::: SUPPLIED RECORDS :::
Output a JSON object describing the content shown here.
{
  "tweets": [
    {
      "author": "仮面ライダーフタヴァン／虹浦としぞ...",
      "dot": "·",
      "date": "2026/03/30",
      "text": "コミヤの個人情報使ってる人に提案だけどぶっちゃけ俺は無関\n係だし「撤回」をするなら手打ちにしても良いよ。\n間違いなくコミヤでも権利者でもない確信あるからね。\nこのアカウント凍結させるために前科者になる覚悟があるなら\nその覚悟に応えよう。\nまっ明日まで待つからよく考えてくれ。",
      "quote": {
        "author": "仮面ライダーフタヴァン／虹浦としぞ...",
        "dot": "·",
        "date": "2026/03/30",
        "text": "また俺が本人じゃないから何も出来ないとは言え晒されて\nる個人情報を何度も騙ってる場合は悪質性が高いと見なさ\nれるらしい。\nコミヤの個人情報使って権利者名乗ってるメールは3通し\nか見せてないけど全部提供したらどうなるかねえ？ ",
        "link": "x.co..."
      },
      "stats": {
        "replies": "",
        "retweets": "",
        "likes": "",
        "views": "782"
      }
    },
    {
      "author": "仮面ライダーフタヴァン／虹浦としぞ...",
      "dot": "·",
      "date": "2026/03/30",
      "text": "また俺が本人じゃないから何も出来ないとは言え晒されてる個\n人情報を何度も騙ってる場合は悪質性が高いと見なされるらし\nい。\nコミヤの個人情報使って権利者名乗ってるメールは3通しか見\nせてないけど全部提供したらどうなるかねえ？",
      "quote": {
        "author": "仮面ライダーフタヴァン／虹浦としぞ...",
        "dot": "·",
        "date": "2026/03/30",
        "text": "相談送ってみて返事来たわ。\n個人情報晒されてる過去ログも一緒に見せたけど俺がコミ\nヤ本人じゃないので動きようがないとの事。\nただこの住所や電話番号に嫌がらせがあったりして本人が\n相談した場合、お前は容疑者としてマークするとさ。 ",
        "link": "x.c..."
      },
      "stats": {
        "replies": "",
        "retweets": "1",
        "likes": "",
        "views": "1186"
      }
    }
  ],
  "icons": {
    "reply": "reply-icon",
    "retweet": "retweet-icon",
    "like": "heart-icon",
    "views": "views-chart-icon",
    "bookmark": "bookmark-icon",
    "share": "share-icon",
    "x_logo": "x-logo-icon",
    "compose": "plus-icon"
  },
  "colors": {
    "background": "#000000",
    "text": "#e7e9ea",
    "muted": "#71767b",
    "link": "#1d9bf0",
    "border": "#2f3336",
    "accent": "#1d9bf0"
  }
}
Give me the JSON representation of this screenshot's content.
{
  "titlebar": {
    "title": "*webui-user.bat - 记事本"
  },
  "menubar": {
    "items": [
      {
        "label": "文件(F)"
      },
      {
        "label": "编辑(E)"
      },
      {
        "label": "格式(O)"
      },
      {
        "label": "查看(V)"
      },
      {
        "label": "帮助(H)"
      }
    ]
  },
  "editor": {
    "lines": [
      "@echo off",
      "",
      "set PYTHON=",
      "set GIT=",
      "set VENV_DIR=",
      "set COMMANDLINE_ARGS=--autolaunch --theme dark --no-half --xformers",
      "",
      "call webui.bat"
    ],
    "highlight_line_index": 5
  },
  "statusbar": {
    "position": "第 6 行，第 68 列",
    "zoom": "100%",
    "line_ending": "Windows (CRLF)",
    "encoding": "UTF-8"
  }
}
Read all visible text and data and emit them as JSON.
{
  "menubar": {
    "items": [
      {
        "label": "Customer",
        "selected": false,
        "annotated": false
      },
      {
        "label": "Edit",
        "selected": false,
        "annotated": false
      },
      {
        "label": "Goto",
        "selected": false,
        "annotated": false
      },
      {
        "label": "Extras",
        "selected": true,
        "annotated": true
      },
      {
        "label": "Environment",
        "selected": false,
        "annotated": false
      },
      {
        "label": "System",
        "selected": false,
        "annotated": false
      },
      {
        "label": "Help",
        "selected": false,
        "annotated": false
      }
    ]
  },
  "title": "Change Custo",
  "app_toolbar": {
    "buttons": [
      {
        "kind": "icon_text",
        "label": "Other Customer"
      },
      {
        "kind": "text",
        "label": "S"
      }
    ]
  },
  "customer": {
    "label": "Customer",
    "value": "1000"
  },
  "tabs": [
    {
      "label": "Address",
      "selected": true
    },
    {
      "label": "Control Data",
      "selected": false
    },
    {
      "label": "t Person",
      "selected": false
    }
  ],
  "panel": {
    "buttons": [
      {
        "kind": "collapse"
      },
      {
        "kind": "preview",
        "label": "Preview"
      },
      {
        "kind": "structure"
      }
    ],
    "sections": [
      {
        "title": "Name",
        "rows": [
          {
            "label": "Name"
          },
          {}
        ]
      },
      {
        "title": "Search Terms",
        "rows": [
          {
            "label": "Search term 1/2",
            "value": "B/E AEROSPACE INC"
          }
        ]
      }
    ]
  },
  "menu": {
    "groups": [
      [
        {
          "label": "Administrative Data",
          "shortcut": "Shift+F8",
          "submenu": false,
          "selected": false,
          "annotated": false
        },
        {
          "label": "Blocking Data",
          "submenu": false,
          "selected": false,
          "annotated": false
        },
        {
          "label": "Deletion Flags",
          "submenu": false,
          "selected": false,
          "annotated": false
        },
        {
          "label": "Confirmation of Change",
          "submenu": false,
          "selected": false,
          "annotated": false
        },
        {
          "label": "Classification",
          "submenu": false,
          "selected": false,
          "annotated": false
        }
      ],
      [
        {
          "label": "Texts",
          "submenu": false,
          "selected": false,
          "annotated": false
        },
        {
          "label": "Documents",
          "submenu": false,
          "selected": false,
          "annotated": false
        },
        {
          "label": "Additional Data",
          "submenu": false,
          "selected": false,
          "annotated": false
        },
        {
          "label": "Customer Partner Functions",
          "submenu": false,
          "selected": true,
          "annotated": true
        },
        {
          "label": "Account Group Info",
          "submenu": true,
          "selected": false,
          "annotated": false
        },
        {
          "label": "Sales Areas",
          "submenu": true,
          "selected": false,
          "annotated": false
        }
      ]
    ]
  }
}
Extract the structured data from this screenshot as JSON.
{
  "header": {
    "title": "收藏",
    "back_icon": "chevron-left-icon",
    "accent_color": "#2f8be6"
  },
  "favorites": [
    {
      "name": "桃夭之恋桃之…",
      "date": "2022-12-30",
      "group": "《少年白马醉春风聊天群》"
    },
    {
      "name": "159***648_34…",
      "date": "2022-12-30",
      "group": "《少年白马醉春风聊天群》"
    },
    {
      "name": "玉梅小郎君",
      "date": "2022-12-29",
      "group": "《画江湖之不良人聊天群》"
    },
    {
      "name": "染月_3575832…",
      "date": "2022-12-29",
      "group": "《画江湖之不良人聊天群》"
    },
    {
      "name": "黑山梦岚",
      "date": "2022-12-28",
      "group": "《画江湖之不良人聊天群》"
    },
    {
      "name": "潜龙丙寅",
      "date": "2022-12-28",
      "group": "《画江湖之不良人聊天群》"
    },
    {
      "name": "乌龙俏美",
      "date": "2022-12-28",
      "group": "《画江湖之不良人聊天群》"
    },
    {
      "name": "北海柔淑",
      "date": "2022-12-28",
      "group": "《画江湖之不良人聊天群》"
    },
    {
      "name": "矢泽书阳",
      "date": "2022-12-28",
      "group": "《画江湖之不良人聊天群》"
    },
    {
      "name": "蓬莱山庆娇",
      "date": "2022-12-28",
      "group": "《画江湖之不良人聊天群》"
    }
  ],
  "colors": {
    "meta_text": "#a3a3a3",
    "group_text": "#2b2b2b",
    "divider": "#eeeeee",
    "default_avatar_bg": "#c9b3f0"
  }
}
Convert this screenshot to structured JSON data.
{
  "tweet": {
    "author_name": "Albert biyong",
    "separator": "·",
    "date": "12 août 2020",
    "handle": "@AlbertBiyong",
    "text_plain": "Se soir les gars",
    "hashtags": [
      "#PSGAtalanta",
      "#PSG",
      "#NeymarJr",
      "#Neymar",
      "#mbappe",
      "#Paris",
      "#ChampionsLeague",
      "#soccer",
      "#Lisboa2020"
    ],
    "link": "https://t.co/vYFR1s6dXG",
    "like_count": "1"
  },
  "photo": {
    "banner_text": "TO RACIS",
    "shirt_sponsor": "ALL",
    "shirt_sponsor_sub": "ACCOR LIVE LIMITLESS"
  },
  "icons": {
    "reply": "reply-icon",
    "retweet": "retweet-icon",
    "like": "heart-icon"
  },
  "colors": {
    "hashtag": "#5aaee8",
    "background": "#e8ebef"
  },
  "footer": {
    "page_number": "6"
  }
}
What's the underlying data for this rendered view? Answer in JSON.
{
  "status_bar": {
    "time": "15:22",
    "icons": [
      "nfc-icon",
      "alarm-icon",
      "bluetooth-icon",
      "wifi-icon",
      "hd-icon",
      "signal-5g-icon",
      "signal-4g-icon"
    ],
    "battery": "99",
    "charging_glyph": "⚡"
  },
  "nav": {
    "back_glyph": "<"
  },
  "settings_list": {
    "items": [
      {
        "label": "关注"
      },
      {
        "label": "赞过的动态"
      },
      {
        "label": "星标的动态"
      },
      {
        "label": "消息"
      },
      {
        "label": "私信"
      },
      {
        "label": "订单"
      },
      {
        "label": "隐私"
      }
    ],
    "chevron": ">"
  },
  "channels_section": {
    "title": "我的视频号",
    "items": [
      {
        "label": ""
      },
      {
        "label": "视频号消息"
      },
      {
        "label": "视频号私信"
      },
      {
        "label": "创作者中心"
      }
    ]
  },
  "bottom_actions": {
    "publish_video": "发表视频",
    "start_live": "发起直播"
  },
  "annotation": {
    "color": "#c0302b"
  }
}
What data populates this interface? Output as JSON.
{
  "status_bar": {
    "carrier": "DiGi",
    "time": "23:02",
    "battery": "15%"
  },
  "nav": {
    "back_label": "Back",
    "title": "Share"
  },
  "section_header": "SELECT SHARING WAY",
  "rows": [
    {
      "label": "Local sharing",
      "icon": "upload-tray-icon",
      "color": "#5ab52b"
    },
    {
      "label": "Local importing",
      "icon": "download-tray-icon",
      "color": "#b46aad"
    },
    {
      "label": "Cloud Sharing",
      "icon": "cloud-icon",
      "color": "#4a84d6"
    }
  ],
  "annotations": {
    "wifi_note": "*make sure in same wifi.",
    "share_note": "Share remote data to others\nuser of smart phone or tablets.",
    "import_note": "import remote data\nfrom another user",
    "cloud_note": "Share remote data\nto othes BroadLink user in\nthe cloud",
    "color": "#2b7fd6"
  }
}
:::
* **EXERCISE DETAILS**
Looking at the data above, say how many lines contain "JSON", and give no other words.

* **REPLY TO THE TASK**
7